% Error = 11.7%
1) You can use this method that in Part B by assuming that the sun was so far off that its rays hit the earth in parallel lines. By making this assumption, that means all the sun rays running along the surface of the earth become nearly parallel. Also the assumption that the earth is shaped like a sphere is also necessary; though it is actually an oblate spheroid. Then by merely taking two reference points (cities) running along the same meridian (line of longitude) and measuring the distance between them, a radius value can be ascertained. Then during the summer solstice, when the tilt of the Earth’s axis is most inclined toward or away from the Sun, causing the Sun’s apparent position in the sky to reach its northernmost or southernmost extreme, measurements can be taken. A reading in one reference city, the sun will be directly overhead at noon on a particular day of the year.
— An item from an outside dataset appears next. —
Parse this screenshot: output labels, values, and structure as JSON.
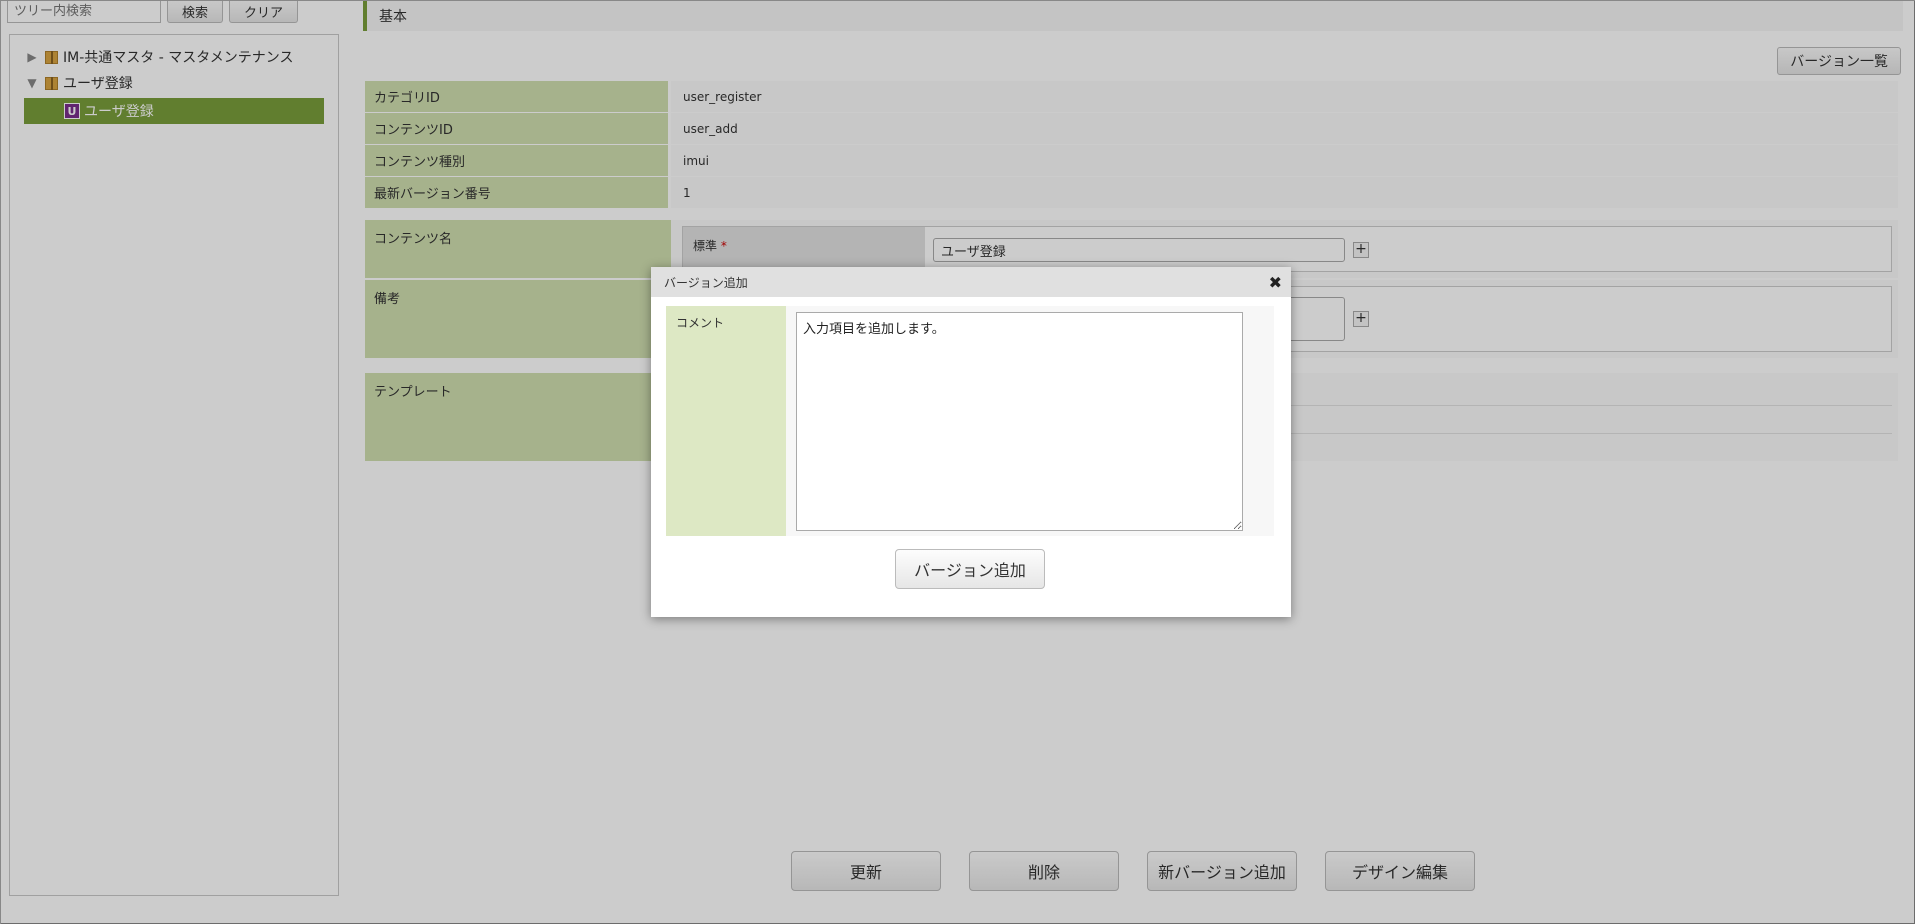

On that day at noon, vertical objects cast no shadow, and the reflection of the sun can be seen in bodies of water (i.e well). Then by measuring the angle of the shadow in the other reference city at noon on the same day when the sun was directly overhead; the angle of the shadow would be the same as the central angle of the “wedge” of the earth between city A and B. Finally by using the measurement from each city and plugging them into the mathematic relationships in Part B, an estimation of the earth’s circumference can be gained. However the problem with these measurement values is two assumptions have to be made in order for this method to be used. First the earth is not spherical and is an oblate spheroid; its shape varies from the equator to the poles and depending on the location of measurements, there can be a discrepancy between the values. Also the assumption that the sun rays are exactly parallel, which they are not; they are slightly skewed and this can result in inaccurate answers being ascertained. However surprisingly, even with these two fundamental flaws, Eratosthenes still managed to get a very accurate measurement of the earth’s circumference in the year 240 B.C.